PROMPT
Find the word "ratapihan" in the listing; pull out each line holding it.
AVAILABLE DATA below:
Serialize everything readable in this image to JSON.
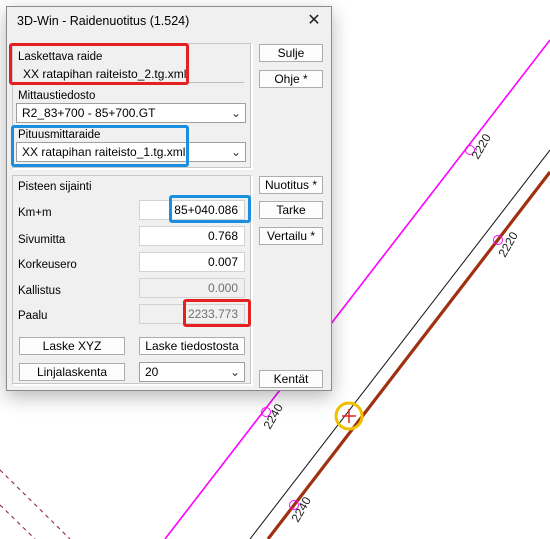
{
  "colors": {
    "red_highlight": "#e42020",
    "blue_highlight": "#1a8fe0",
    "magenta_line": "#ff00ff",
    "track_line": "#a03010",
    "marker": "#f0c000"
  },
  "map": {
    "labels": [
      "2220",
      "2220",
      "2240",
      "2240"
    ]
  },
  "dialog": {
    "title": "3D-Win - Raidenuotitus  (1.524)",
    "close_icon": "close-icon",
    "laskettava_raide_label": "Laskettava raide",
    "laskettava_raide_value": "XX ratapihan raiteisto_2.tg.xml",
    "mittaustiedosto_label": "Mittaustiedosto",
    "mittaustiedosto_value": "R2_83+700 - 85+700.GT",
    "pituusmittaraide_label": "Pituusmittaraide",
    "pituusmittaraide_value": "XX ratapihan raiteisto_1.tg.xml",
    "pisteen_sijainti_label": "Pisteen sijainti",
    "fields": {
      "kmm_label": "Km+m",
      "kmm_value": "85+040.086",
      "sivumitta_label": "Sivumitta",
      "sivumitta_value": "0.768",
      "korkeusero_label": "Korkeusero",
      "korkeusero_value": "0.007",
      "kallistus_label": "Kallistus",
      "kallistus_value": "0.000",
      "paalu_label": "Paalu",
      "paalu_value": "2233.773"
    },
    "buttons": {
      "sulje": "Sulje",
      "ohje": "Ohje *",
      "nuotitus": "Nuotitus *",
      "tarke": "Tarke",
      "vertailu": "Vertailu *",
      "laske_xyz": "Laske XYZ",
      "laske_tiedostosta": "Laske tiedostosta",
      "linjalaskenta": "Linjalaskenta",
      "kentat": "Kentät"
    },
    "linjalaskenta_value": "20"
  }
}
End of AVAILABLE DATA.
OUTPUT
    "laskettava_raide_value": "XX ratapihan raiteisto_2.tg.xml",
    "pituusmittaraide_value": "XX ratapihan raiteisto_1.tg.xml",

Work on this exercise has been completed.